Wednesday, July 23, 2014

Solution for Case Play 2014-2: Interference Double Play

Our interference Case Play 2014-2 is now in the books with the solution below. To refresh:
CASE PLAY: With none out and one on, B1 hit a ground ball to F6, who threw to F4 as R1 slid into and past second base. As F4's throw to F3 beat B1 to first base, U2 ruled that R1 had committed interference. Q: Is this the proper call and application of rules? Should both offensive players have been ruled out, safe, etc.? If so, what runners should be placed (if any) and where (if applicable)? What rule(s) apply?
Relevant Video: Brew Crew-Nats game slows to a crawl in 1st inning on interference play (WAS)

Answer: OBR Rule 2.00 (Interference) states, "Offensive interference is an act by the team at bat which interferes with, obstructs, impedes, hinders or confuses any fielder attempting to make a play." This play qualifies as interference because, in the umpire's judgment, R1 impeded F5's throw attempt.

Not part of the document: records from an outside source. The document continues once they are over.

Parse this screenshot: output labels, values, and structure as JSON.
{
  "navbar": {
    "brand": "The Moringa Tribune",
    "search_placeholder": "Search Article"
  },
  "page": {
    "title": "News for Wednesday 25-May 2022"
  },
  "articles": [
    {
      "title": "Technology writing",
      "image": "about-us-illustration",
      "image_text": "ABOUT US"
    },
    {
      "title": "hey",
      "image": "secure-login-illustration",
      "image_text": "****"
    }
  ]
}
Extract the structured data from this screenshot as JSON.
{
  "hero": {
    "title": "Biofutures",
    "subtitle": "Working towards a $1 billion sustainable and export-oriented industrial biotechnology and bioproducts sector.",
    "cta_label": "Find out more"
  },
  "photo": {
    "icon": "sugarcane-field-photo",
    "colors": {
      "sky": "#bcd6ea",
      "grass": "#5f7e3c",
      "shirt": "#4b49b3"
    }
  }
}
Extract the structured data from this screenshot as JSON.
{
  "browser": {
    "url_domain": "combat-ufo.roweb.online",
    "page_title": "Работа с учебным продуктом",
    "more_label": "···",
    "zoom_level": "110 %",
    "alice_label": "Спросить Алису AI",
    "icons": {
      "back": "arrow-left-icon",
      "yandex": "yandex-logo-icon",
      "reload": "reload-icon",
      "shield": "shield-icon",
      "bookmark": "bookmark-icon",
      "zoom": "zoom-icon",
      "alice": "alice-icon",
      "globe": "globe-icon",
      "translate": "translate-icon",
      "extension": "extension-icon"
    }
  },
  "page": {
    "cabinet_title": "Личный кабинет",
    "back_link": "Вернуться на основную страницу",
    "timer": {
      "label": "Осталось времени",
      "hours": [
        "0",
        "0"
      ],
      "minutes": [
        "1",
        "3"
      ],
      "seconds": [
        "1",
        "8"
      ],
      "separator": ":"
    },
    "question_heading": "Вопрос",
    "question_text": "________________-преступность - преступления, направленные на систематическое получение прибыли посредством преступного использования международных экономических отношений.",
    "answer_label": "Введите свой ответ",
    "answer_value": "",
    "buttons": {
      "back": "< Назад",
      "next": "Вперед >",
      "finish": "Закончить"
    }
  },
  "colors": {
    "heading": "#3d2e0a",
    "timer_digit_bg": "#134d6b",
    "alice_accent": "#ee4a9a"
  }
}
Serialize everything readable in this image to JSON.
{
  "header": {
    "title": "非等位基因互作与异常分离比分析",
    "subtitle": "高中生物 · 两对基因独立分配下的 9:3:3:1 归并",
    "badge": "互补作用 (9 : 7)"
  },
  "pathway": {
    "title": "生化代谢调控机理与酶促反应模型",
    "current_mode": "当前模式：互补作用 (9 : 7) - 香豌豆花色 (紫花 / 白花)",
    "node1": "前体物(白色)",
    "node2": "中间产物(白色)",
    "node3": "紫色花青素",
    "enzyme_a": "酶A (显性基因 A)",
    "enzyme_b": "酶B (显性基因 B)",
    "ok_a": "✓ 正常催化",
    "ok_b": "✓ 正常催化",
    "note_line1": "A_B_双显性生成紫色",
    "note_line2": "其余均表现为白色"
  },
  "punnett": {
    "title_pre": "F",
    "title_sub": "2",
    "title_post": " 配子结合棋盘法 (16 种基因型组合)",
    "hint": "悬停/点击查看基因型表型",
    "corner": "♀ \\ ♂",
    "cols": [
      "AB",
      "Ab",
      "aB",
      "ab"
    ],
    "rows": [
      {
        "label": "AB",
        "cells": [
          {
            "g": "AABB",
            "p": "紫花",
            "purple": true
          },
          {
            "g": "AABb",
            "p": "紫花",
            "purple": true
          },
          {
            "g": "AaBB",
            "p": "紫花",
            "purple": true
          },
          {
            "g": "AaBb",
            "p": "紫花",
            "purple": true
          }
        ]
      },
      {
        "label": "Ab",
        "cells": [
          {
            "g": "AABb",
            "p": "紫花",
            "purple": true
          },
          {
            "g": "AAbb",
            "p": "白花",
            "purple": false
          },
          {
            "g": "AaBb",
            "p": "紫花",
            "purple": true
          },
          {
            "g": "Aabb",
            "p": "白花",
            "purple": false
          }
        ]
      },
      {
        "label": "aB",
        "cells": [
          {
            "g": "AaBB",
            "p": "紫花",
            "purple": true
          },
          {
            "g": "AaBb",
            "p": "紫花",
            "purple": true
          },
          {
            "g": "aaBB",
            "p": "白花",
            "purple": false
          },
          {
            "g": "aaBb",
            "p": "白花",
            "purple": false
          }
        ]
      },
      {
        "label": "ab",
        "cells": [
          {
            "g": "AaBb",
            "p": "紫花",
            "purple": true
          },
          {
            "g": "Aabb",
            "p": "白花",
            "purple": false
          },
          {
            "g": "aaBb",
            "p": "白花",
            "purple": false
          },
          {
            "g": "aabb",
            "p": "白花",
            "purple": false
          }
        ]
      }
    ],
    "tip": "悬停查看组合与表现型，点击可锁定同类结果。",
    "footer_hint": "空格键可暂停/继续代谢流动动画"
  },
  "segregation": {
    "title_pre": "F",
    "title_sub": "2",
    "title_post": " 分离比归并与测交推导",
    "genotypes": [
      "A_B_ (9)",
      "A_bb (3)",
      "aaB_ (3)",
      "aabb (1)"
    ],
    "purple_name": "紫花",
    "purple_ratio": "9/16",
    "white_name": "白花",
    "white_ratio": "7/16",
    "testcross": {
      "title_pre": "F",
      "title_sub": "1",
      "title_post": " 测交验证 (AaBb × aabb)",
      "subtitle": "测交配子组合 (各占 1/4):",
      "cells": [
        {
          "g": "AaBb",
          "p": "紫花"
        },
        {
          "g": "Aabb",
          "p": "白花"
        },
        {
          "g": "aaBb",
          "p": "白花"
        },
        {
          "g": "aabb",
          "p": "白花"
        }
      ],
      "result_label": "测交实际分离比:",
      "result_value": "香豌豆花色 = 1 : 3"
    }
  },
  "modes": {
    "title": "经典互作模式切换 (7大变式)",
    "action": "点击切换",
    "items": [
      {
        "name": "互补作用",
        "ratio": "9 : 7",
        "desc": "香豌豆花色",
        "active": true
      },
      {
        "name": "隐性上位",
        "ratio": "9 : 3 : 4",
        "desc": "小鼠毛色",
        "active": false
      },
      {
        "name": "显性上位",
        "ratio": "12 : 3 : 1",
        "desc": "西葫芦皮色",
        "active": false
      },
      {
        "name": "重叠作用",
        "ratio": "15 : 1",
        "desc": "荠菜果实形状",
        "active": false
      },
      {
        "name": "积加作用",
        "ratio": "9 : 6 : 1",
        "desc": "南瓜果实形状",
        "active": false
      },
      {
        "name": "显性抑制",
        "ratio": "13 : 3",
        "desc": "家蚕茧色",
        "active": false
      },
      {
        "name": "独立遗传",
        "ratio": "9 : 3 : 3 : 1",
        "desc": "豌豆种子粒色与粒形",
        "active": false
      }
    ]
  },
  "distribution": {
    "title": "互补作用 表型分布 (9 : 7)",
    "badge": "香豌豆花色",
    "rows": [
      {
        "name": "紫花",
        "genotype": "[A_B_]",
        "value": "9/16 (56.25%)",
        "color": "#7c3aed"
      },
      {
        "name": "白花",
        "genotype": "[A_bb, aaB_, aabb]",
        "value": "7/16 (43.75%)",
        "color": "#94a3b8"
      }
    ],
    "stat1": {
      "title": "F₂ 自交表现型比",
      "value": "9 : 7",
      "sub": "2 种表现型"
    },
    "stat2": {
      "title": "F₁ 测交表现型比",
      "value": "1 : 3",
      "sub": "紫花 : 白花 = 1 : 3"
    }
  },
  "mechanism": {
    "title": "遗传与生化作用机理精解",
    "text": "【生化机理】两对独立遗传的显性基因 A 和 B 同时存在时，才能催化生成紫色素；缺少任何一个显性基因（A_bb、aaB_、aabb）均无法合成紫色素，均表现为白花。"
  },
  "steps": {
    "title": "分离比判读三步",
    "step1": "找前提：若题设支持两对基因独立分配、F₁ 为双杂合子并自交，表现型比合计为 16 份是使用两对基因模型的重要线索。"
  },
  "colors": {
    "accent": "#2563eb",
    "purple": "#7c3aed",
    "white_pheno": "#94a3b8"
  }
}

Rule 6.06(c) Exception, regarding a batter out for illegal action when he interferes with the catcher's fielding or throwing action, states, "Batter is not out if any runner attempting to advance is put out, or if runner trying to score is called out for batter’s interference." This is the "wait and see" exception to "on any interference the ball is dead" axiom that was removed from the rules book to account for plays like that described in 6.06(c). Note that this does not apply to our Case Play and serves as illustration as to when interference is delayed or withheld, dependent upon the result of the play's tail end.

Rule 6.05(m) does, however, state that the batter is out for the actions of his teammate when, "a preceding runner shall, in the umpire’s judgment, intentionally interfere with a fielder who is attempting to catch a thrown ball or to throw a ball in an attempt to complete any play."

Rule 7.09(e) states that interference by "any batter or runner who has just been put out" shall result in the trail runner being "declared out for the interference of his teammate."

Rule 7.09(j) states the runner is out when, "he fails to avoid a fielder who is attempting to field a batted ball, or intentionally interferes with a thrown ball."

Rule 7.09 Penalty for Interference: "The runner is out and the ball is dead."

MLB Umpire Manual #47 states, in part, "In interference plays of this nature, the umpire shall be governed by the intent of the base runner. If the umpire judges that the runner willfully and deliberately interfered with the obvious intent to deprive the defense of the opportunity to make a double play, the umpire shall declare both the runner and batter-runner out. If this is not the case, the umpire shall declare only the runner out. Note, however, that if the runner has already been put out, then the runner on whom the defense was attempting to make a play shall be declared out."

In other words, if this is intentional interference, R1 and B1 are out. If this is "unintentional interference," as was ruled by the umpires in Washington, R1 is out, the ball is dead, and B1 awarded first base. Had R1 been out at second base, both intentional and unintentional interference would have resulted in a double play.

Thanks to all Contributors: BillUnit, bluehair, bwburke94, Cdbees, cyclone14, Dave Twigg, Kyle Douglas, Ron Sowers, $kot, Thomas, Turducken

2 points have been awarded to all aforementioned who are UEFL league participants.


Post a Comment